--- Information supplied ---
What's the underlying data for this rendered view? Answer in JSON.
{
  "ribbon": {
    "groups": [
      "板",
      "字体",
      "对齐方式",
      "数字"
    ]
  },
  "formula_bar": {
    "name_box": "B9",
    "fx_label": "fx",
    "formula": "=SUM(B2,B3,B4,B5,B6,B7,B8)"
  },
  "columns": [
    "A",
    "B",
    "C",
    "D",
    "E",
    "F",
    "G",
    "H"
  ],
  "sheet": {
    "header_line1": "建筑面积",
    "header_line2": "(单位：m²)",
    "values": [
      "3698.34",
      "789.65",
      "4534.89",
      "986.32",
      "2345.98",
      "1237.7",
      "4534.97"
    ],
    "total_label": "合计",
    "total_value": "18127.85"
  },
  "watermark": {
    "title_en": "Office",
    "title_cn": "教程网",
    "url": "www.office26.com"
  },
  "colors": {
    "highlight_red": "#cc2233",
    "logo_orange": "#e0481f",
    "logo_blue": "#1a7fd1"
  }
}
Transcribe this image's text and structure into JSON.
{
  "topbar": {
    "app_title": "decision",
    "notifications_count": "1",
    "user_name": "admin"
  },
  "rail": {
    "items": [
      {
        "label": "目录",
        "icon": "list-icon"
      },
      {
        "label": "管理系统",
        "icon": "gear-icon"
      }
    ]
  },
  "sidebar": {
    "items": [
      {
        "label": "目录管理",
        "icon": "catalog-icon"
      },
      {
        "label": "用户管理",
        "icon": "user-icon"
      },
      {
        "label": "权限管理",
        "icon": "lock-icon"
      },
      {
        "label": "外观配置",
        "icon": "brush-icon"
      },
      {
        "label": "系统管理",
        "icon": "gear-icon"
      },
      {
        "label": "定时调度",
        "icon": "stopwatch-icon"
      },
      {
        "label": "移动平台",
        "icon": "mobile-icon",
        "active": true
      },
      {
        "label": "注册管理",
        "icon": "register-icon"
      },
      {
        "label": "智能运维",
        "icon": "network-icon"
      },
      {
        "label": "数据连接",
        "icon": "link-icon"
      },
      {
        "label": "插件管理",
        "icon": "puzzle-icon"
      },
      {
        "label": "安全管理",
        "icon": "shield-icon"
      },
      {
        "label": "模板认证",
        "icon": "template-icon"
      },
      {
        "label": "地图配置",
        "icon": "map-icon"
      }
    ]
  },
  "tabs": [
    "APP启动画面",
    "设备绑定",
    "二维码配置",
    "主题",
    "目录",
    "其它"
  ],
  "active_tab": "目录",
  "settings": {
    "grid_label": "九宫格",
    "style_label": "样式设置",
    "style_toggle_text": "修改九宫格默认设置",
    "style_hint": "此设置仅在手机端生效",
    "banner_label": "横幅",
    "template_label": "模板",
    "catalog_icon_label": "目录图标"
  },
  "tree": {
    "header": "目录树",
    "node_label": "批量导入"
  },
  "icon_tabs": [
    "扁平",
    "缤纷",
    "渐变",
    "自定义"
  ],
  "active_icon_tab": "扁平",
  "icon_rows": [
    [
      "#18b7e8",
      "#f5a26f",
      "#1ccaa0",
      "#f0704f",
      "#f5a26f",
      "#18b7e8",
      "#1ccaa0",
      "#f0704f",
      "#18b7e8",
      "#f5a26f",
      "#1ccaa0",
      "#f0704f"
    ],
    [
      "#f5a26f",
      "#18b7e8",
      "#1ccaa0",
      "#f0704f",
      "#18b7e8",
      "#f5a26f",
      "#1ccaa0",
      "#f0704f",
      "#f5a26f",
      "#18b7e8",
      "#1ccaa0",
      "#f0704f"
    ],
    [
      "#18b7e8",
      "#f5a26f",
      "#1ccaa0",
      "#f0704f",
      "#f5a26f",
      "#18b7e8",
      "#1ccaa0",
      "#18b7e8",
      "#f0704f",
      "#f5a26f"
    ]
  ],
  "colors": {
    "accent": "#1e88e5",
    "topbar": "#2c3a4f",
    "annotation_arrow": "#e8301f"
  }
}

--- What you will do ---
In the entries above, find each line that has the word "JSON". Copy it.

--- Completed task ---
What's the underlying data for this rendered view? Answer in JSON.
Transcribe this image's text and structure into JSON.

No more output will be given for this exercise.